§ Directions:
Top to bottom, output the entries that follow exactly.

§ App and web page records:
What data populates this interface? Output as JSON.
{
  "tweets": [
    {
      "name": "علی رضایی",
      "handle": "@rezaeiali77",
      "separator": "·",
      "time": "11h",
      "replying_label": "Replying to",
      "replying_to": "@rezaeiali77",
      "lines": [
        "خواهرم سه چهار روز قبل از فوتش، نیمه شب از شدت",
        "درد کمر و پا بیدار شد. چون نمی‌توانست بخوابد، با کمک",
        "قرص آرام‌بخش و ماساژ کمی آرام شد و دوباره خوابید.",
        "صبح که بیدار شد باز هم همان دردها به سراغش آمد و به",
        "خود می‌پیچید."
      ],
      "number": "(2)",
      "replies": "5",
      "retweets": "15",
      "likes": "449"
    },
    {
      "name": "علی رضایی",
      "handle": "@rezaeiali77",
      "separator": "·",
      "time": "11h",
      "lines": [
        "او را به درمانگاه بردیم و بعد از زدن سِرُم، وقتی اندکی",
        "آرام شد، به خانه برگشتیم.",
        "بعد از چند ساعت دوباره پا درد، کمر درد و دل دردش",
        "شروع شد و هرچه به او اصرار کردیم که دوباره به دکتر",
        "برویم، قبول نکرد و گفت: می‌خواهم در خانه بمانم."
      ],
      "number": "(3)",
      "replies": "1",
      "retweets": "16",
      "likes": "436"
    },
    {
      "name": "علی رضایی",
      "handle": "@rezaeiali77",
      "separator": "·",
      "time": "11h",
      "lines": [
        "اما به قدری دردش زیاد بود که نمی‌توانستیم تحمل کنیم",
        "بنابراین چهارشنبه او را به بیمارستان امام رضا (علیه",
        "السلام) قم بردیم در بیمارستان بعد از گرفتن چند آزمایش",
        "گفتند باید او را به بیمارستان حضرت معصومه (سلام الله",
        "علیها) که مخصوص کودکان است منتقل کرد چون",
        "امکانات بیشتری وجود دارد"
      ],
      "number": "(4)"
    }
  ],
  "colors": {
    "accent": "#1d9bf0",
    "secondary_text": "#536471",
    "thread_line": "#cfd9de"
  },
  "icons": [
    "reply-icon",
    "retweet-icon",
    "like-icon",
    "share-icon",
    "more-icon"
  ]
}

§ Task solution:
What data populates this interface? Output as JSON.
{
  "tweets": [
    {
      "name": "علی رضایی",
      "handle": "@rezaeiali77",
      "separator": "·",
      "time": "11h",
      "replying_label": "Replying to",
      "replying_to": "@rezaeiali77",
      "lines": [
        "خواهرم سه چهار روز قبل از فوتش، نیمه شب از شدت",
        "درد کمر و پا بیدار شد. چون نمی‌توانست بخوابد، با کمک",
        "قرص آرام‌بخش و ماساژ کمی آرام شد و دوباره خوابید.",
        "صبح که بیدار شد باز هم همان دردها به سراغش آمد و به",
        "خود می‌پیچید."
      ],
      "number": "(2)",
      "replies": "5",
      "retweets": "15",
      "likes": "449"
    },
    {
      "name": "علی رضایی",
      "handle": "@rezaeiali77",
      "separator": "·",
      "time": "11h",
      "lines": [
        "او را به درمانگاه بردیم و بعد از زدن سِرُم، وقتی اندکی",
        "آرام شد، به خانه برگشتیم.",
        "بعد از چند ساعت دوباره پا درد، کمر درد و دل دردش",
        "شروع شد و هرچه به او اصرار کردیم که دوباره به دکتر",
        "برویم، قبول نکرد و گفت: می‌خواهم در خانه بمانم."
      ],
      "number": "(3)",
      "replies": "1",
      "retweets": "16",
      "likes": "436"
    },
    {
      "name": "علی رضایی",
      "handle": "@rezaeiali77",
      "separator": "·",
      "time": "11h",
      "lines": [
        "اما به قدری دردش زیاد بود که نمی‌توانستیم تحمل کنیم",
        "بنابراین چهارشنبه او را به بیمارستان امام رضا (علیه",
        "السلام) قم بردیم در بیمارستان بعد از گرفتن چند آزمایش",
        "گفتند باید او را به بیمارستان حضرت معصومه (سلام الله",
        "علیها) که مخصوص کودکان است منتقل کرد چون",
        "امکانات بیشتری وجود دارد"
      ],
      "number": "(4)"
    }
  ],
  "colors": {
    "accent": "#1d9bf0",
    "secondary_text": "#536471",
    "thread_line": "#cfd9de"
  },
  "icons": [
    "reply-icon",
    "retweet-icon",
    "like-icon",
    "share-icon",
    "more-icon"
  ]
}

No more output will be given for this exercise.